→ **Source data**:

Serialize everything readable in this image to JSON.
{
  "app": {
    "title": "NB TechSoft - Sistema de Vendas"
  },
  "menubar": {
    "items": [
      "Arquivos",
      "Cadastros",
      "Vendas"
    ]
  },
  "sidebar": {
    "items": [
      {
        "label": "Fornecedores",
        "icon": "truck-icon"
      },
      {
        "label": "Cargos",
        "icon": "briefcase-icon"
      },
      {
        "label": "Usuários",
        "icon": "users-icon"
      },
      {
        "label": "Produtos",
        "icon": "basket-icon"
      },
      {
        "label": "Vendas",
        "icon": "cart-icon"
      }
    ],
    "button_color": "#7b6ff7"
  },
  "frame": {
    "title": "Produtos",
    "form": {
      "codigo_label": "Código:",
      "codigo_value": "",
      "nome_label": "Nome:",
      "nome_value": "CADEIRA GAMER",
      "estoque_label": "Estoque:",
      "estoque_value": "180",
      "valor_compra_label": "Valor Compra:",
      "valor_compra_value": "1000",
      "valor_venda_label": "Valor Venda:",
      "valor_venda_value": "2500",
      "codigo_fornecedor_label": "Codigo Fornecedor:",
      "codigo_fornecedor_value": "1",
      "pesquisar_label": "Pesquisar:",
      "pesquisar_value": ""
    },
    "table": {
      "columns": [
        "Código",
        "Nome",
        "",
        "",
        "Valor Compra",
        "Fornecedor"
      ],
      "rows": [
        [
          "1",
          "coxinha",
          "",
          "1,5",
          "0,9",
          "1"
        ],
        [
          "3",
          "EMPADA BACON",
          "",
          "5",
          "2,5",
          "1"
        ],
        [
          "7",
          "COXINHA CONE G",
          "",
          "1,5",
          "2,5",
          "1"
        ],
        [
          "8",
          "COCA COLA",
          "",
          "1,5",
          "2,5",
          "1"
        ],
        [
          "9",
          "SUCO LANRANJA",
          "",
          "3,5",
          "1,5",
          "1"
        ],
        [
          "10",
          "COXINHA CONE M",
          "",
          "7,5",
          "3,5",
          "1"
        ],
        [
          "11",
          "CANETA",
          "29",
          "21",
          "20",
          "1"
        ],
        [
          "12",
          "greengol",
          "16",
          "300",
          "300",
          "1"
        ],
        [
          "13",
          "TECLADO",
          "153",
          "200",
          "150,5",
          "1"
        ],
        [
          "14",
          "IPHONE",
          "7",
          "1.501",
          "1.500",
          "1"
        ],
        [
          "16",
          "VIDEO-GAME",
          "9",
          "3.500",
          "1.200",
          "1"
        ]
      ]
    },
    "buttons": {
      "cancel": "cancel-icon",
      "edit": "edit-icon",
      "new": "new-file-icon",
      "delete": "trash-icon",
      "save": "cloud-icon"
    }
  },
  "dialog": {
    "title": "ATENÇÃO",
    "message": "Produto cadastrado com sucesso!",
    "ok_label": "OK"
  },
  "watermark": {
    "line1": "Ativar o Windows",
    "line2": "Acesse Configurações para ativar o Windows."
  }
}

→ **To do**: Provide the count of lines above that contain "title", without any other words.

→ **Written response**: 3